Yet another win against planned obsolescence, checkmate by the 3D printer. If you haven’t seen the previous parts of the series, here they are:
|Planned Obsolescence, 0 – 3D Printer, 1||Broken Stuff 0 – 3D Printing 1||Planned Obsolescence, 0 – 3D Printer, 2||Planned Obsolescence 0 – 3D Printer 3|
The failing device was a UV sterilizer. Its cover is held by two little plastic notches, which broke. Plastic.
Analyzing the problem
The problem is that, without that little piece of plastic, the whole thing doesn’t work. That’s because there is a little switch that is activated when the lid is closed, and that switch doesn’t get activated.

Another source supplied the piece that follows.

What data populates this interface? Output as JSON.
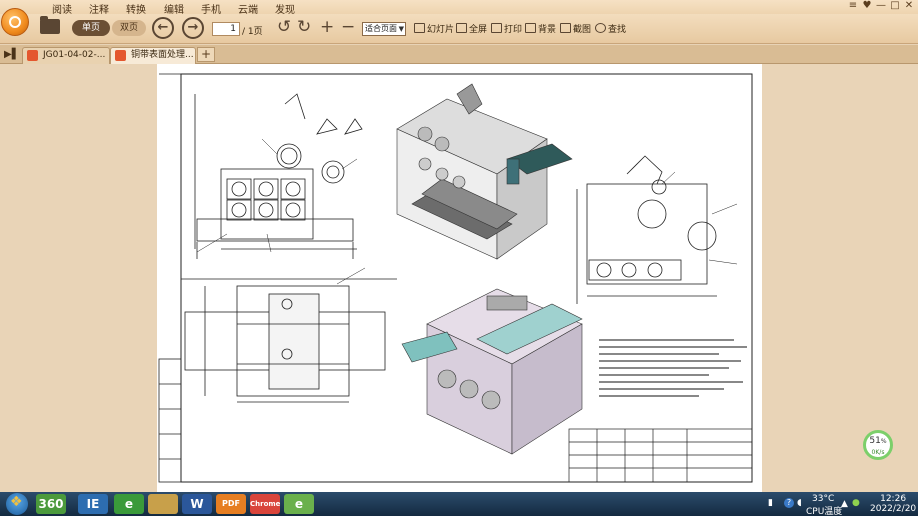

The tricky part here is that the missing plastic part is very small. It is basically 2mm thick and a few millimeters large. Besides, the hole is higher than the plastic pieces that are left. There is no way we can just put a screw directly inside the remaining plastic.
Additionally, 3D printed pieces have only a limited level of detail. And the less plastic there is, the less robust it is.
The main issue here is that we have to have something go inside this hole to hold the whole cover. There is no way a piece of plastic will handle that. It has to be a screw or bolt.
I also didn’t want to use any glue, so the holding piece should be held by another screw.
Designing the piece
I came up with a very simple design: a screw to hold the printed piece in place, and another screw that acts as a sort of hinge.
And the printed piece comes to life, notice how we are really reaching the edge of how much detail we can get:
Putting the piece in place
I first needed to drill the existing door’s plastic to fit the holding screw. Low tech drill here:
Time for truth: screwing the piece in place and testing it on the machine. In here, you can see the little switch that needs to be activated in order for the machine to work.
And the final result: a fully functional door again, and a working sterilizer.
3D printer, 4th object fixed without needing to trash things and replace them with new ones. Yay!